Indefinite contracts

In the case of an indefinite, or permanent, contract, the notice period is one month for the employee, unless the contract says differently. Typically, you cannot end your contract before the end of the month. This means that if you give notice to your employer on August 5th, the month of your notice period starts on September 1st. Thus, you must continue to meet the terms of your contract until September 30th.

Extension

Dutch employment law rules state that the contract may extend the employee’s notice period of one month. However, if your employee extends your notice period, their notice period must also be extended. The notice period of the employer must be at least two times longer than the notice period of the employee. So if the employers notice period is two months, the employers notice period must be at least four months. By law, the maximum length the maximum notice period that an employer can require of an employee is six months, as required by Dutch law, but a collective labour agreement can deviate from this.

Improper notice

If you, as an employee, leave your position before the notice period ends or if you do not give a proper notice period to your employer, your employer may be able to hold you liable for damages.

If you would like to have an expert take a look at your contract to see what specific notice period applies in your case or the damages you could face if you do not fulfil your obligations, please contact one of our specialised employment lawyers.

Godelijn Boonman - Expat lawyer (employjment law)

Godelijn experienced an international upbringing and education as an expat child living in Africa and England. Back in The Netherlands, she studied law at the University of Utrecht (1990). She then embarked on her legal career as a lawyer by working 10 years for the well-known law firm of ‘Wladimiroff en Spong Advocaten’. In 2000 she joined GMW lawyers as a partner and is the head of the Labour law and Pension section.

Godelijn specialises in international employment law and has extensive experience in dealing with both non-contentious and contentious international employment matters including (collective) redundancy packages and dismissal. She works for both companies and individual employees, enabling her to keep an open mind to both sides of a case. Naturally she helps her clients when a problem has arisen, but prefers to act before an escalation has taken place. Advice on a fair Human Resource policy is an essential part of her work.

Godelijn Boonman is considered to be the undoubted employment specialist for the expat community because she is bilingual, has a large international clientele and a wealth of experience in international employment law matters. She is therefore frequently asked to be the key note speaker at international seminars.

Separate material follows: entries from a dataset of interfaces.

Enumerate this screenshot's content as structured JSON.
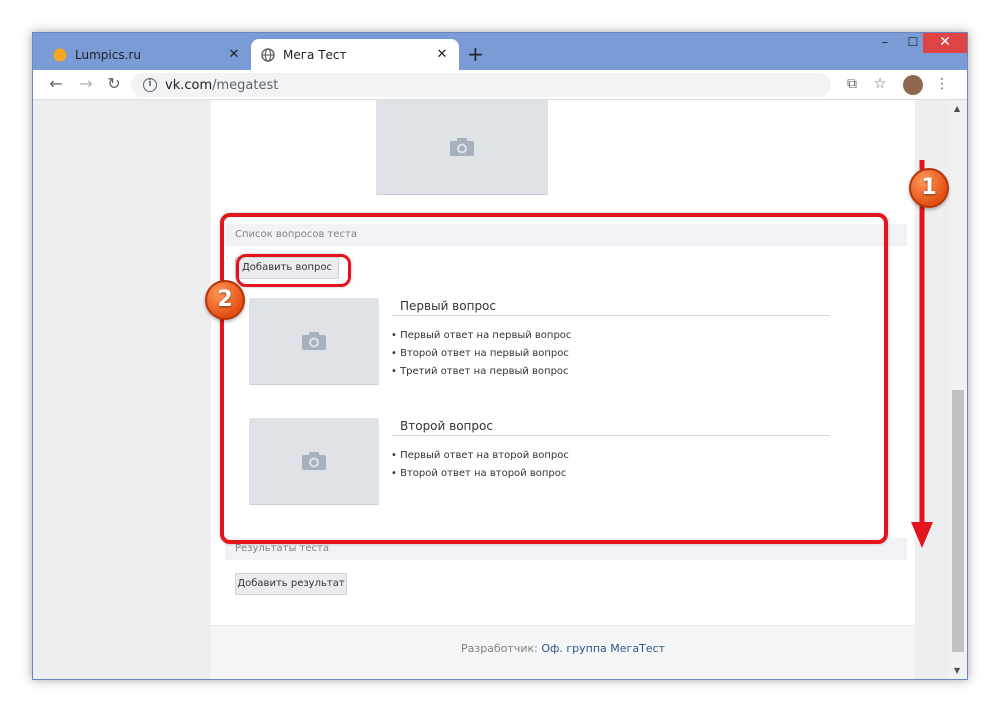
{
  "browser": {
    "tabs": [
      {
        "title": "Lumpics.ru",
        "favicon": "orange-circle-icon",
        "active": false
      },
      {
        "title": "Мега Тест",
        "favicon": "globe-icon",
        "active": true
      }
    ],
    "new_tab_label": "+",
    "window_controls": {
      "minimize": "–",
      "maximize": "☐",
      "close": "✕"
    },
    "address": {
      "domain": "vk.com",
      "path": "/megatest"
    }
  },
  "content": {
    "questions_section": {
      "header": "Список вопросов теста",
      "add_button": "Добавить вопрос",
      "questions": [
        {
          "title": "Первый вопрос",
          "answers": [
            "Первый ответ на первый вопрос",
            "Второй ответ на первый вопрос",
            "Третий ответ на первый вопрос"
          ]
        },
        {
          "title": "Второй вопрос",
          "answers": [
            "Первый ответ на второй вопрос",
            "Второй ответ на второй вопрос"
          ]
        }
      ]
    },
    "results_section": {
      "header": "Результаты теста",
      "add_button": "Добавить результат"
    },
    "footer": {
      "prefix": "Разработчик:",
      "link": "Оф. группа МегаТест"
    }
  },
  "annotations": {
    "badges": [
      "1",
      "2"
    ],
    "highlight_color": "#e4141d",
    "badge_color": "#e44f12"
  }
}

Godelijn has a keen interest in the international community and has been a member of the advisory board of ACCESS and the Women’s Business Initiative International since its beginning.